There are a myriad of factors that self-employed individuals need to confront when running their business. When it comes to legal advice for your business, while talking with your attorney is always recommended, there are some simple legal tips and business strategies that can help give you an edge and make your everyday life easier.
#1 – Keep creditors at bay with this tip
If bill collectors are harassing you, you can invoke the Fair Debt Collections Practices Act to stop the phone calls. You’ll want to say something along the lines of, “Pursuant to the FDCPA, you are to never call me again about this debt.” (Note: This has to be made to 3rd party bill collector and not the original creditor.) Once they have been given notice (doing it by certified mail is even better) they have to stop calling.

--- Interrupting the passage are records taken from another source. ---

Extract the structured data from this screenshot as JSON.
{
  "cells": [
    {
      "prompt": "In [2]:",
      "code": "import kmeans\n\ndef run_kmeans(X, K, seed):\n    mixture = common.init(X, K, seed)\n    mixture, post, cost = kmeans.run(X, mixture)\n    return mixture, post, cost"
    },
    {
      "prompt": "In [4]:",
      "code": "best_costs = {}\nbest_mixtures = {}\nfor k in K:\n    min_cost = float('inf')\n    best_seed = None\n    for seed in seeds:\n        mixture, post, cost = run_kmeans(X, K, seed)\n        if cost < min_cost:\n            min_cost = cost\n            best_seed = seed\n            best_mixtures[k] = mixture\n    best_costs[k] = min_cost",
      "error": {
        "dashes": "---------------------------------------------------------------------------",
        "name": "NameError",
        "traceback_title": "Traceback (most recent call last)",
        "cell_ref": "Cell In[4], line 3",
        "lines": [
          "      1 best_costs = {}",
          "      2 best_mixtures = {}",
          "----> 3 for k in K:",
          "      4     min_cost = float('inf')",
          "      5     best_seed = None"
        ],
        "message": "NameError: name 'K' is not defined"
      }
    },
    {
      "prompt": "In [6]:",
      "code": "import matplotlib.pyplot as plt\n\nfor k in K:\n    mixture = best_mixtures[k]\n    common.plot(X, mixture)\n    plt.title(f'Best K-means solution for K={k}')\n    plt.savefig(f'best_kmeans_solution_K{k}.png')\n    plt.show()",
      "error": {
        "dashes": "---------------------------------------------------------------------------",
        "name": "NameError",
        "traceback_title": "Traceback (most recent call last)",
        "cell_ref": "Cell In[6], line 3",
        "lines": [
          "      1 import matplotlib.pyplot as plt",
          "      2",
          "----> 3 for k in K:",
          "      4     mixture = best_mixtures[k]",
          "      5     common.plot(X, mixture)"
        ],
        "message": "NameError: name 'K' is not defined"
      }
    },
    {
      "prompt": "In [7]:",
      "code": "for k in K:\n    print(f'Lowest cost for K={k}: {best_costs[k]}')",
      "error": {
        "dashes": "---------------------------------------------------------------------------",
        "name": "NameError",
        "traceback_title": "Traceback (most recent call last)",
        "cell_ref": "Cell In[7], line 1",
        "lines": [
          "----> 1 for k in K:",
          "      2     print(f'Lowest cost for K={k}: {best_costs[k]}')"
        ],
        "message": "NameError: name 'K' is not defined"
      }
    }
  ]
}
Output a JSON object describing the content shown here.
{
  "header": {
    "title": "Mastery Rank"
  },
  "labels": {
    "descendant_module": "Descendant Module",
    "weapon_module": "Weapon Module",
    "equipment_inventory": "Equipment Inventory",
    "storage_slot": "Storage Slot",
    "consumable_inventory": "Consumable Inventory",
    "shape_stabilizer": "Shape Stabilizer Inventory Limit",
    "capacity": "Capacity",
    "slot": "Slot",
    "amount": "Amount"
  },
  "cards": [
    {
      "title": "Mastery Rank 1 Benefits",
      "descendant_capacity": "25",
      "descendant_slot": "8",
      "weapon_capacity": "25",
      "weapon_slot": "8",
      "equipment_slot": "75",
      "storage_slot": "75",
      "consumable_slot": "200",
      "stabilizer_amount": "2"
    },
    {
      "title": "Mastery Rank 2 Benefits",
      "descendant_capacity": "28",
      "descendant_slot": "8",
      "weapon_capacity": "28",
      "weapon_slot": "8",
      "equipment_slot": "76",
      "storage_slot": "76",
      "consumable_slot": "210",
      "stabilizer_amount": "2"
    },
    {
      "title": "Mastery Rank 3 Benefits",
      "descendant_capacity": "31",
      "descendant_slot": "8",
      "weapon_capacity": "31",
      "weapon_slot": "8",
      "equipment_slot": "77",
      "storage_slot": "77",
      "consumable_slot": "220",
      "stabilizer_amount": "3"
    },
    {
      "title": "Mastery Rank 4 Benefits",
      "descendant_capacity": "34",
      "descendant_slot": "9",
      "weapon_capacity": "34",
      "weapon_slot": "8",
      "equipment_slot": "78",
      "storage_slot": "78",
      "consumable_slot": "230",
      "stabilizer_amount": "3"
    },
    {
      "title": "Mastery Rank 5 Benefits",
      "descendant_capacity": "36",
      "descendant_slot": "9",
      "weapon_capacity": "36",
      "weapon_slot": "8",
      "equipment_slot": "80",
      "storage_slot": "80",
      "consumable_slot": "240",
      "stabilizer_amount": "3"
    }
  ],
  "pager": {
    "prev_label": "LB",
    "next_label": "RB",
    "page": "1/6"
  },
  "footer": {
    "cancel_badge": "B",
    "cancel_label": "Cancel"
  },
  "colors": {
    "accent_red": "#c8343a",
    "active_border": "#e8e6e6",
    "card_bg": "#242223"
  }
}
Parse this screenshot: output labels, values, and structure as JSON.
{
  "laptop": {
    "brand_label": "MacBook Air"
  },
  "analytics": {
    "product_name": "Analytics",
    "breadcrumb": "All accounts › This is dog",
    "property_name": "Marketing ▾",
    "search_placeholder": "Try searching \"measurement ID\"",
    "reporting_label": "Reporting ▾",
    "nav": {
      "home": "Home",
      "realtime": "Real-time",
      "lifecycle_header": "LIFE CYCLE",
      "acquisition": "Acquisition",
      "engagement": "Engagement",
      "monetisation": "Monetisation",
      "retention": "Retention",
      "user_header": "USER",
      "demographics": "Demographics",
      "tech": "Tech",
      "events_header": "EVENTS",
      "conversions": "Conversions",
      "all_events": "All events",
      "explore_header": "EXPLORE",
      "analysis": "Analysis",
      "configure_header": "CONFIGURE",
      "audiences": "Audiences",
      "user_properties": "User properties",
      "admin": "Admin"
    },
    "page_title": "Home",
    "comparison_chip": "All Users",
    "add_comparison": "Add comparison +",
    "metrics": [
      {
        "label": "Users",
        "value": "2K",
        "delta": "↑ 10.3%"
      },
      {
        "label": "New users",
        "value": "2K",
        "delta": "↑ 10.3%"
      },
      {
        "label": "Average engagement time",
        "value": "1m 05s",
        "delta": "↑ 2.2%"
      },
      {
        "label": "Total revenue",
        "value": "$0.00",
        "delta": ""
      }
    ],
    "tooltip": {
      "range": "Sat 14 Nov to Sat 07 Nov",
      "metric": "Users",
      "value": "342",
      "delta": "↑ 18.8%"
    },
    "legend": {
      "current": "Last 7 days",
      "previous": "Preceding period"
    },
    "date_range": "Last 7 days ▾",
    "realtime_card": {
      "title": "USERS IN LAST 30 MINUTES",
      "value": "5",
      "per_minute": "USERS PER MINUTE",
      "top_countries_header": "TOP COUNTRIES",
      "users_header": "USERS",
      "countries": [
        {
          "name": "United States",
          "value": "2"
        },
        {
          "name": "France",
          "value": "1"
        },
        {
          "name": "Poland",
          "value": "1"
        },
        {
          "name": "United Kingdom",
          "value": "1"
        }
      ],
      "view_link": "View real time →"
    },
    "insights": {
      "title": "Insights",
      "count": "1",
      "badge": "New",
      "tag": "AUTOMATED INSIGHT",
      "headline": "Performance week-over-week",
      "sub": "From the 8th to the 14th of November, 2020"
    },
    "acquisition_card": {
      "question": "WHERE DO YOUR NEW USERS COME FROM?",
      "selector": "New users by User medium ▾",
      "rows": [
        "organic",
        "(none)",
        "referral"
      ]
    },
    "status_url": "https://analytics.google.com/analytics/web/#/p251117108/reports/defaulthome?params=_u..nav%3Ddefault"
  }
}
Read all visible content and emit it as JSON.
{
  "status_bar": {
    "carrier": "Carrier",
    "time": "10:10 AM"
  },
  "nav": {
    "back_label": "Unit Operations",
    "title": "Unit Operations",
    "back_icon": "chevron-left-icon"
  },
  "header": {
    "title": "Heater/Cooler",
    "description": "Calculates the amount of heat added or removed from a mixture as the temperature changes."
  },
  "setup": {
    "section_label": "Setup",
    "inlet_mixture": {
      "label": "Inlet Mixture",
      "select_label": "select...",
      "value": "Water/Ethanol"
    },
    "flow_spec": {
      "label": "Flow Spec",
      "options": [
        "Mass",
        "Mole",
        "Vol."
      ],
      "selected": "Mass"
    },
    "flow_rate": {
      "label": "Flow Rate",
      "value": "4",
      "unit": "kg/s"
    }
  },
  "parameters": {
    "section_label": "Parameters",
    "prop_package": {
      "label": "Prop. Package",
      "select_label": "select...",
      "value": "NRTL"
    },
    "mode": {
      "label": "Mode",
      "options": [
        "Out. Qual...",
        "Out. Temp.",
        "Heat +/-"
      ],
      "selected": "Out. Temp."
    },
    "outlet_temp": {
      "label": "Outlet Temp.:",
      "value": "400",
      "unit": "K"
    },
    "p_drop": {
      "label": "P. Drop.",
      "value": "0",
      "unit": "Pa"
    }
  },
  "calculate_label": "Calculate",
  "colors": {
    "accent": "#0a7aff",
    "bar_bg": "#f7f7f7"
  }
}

They may sue you, or not, but the threats will cease.
For basic needs such as forming an LLC or creating a will, do-it-yourself sites like Rocket Lawyer are a good place to start.
#2 – Try DIY legal resources for basic legal needs
There are plenty of times when you don’t really need a lawyer and can do something yourself far less expensively. For basic needs such as forming an LLC or creating a will, do-it-yourself sites like what our friends at Rocket Lawyer offer are a good place to start.
#3 – The threat of action can be enough
When someone owes your business money, it is understandable that you want to sue them. However, lawsuits are messy and expensive. Often, a strongly worded letter from a lawyer can yield even better results than costly, complex litigation, and at a fraction of the price.
#4 – Don’t settle for the quote a lawyer gives you
If the letter doesn’t work and you need to go a little further, a little secret lawyers don’t want you to know is that their fees and costs are not written in stone. You can often negotiate cheaper prices. They may not reduce their hourly rate, but you can bet that paying 50 cents per copy, or $2 a page for a fax is negotiable.
#5 – Make sure you protect your intellectual property
If you are a creator or inventor, it is vital that you protect your IP – your copyrights, patents, or trademarks. Patents usually require legal help, but copyrights and trademarks can be registered and handled on your own at www.USPTO.gov.
Also, one good thing to know about copyrights is that they need not even be registered with the federal copyright office to be legal; they are created as a matter of law at the moment of creation. See, this sentence is now copyrighted (though registration does offer a lot of extra protection.)
#6 – Always put it in writing
This is one of those common sense tips, but it’s amazing how often it’s overlooked. To truly protect yourself, always make sure to put things in writing. Memories fade over time, people remember things differently, and people lie. A written record prevents all of that.
#7 – You may still be protected even without a contract
This is lesser-known fact – sometimes you can enforce someone’s promise to you, even though you don’t have an actual contract, and you don’t even need to hire a lawyer. It’s called promissory estoppel and happens when you rely, to your detriment, on someone’s promise.
For example: A contractor asks you, a subcontractor, for a bid for a project and you give a very low bid. The contractor then gets the project, but you now say you can’t perform with the low bid you gave. Even though there is no contract, you may be forced to live up to the low bid price because the contractor relied on your promise.
#8 – Know when to admit blame.
When you’re wrong, you’re wrong, and fighting will cost you money. Save everyone some time and effort and just admit it.
Have something to say about this topic? Join the discussion in the comments section below!